The prospective study included patients with heroin overdose who were admitted to the Emergency Department (ED). Patients were enrolled if they had a documented exposure to heroin only. The physical and neurological examinations were carried out on the scene and on arrival at the ED. Neuropsychological testing was performed at the ED just before the patient's discharge. Blood samples for S100B determination were drawn immediately after arrival at the ED. S100B concentrations were measured with a commercial immunoluminometric assay. Blood samples were also analyzed for creatine kinase, troponin I and creatinine level. A toxicology analysis of patient's blood or urine samples by gas chromatography coupled to mass spectrometry was performed. The control group included 10 healthy volunteers. Data are presented as the mean. S100 levels between groups were compared using the Mann–Whitney U test and the Pearson correlation coefficients were calculated for S100B, creatine kinase, troponine I and creatinine levels. A P value of less than 0.05 was considered significant.
A total of 20 patients with heroin overdose were enrolled. The mean age of the study cohort was 24.5 years (range, 16–39 years). There were four women and 16 men. Heroin overdose was unintentional in all patients. All patients were unconscious on the scene and regained conciseness after naloxone application. 6-Monoacetyl-morphine, a metabolite of heroin, was detected in all patients. S100B levels of heroin overdosed patients were significantly higher compared with S100B levels of the control group (0.65 μg/l vs 0.07 μg/l, P < 0.05). Twelve patients (60%) had elevated creatine kinase with mean value 15.30 μkat/l (normal value 0.17–2.08 μkat/l) indicating rhabdomyolysis and two (10%) of them also had elevated troponine I (0.15 and 0.1 μg/l; normal value 0.06 μg/l) indicating myocardial necrosis. No correlation was found between serum S100B, creatine kinase, troponine I and creatinine levels (P > 0.05). All patients survived and had no clinically detectable neurological deficits on discharge.
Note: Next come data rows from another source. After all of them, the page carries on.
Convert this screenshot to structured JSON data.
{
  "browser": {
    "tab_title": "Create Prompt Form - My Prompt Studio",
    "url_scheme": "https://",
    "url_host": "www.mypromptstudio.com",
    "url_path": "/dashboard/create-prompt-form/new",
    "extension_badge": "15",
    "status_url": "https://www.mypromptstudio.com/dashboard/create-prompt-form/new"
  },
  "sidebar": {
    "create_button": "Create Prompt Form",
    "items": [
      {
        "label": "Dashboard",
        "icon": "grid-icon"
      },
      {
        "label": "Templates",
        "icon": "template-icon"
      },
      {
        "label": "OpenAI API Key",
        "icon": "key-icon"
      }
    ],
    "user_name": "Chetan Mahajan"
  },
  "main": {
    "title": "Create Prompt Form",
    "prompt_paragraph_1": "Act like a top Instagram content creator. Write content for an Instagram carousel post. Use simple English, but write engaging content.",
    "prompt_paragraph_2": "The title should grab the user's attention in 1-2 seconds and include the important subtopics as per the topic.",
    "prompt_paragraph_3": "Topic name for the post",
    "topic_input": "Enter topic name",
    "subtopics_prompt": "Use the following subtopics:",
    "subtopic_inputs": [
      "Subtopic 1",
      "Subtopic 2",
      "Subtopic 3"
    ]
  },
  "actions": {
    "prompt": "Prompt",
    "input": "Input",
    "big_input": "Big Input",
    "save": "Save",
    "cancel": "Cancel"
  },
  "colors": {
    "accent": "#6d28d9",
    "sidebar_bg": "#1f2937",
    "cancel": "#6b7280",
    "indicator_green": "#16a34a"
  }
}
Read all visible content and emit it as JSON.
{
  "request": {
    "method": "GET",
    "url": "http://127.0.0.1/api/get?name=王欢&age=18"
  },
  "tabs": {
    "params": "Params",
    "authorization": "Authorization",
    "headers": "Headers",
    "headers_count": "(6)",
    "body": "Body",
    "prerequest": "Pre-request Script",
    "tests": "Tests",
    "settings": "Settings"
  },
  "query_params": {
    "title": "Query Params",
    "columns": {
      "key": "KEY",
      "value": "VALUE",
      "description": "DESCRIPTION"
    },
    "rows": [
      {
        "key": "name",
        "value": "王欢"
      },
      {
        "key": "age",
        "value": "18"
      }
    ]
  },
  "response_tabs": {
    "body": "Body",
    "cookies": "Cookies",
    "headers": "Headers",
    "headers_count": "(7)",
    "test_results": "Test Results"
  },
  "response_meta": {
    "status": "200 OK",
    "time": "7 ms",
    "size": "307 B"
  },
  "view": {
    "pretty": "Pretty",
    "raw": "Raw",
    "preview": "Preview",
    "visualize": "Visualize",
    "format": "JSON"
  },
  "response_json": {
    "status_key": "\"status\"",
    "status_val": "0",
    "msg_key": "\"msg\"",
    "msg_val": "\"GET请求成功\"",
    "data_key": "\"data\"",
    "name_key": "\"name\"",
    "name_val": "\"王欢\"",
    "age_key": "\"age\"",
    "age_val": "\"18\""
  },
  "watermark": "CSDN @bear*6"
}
Psychological testing was unsuccessful because the majority of patients refused testing.
Heroin overdose is associated with elevated S100B levels. S100B could be useful biochemical marker of heroin overdose, but its clinical value to predict brain tissue damage with neurological or cognitive deficits after heroin overdose should be further evaluated.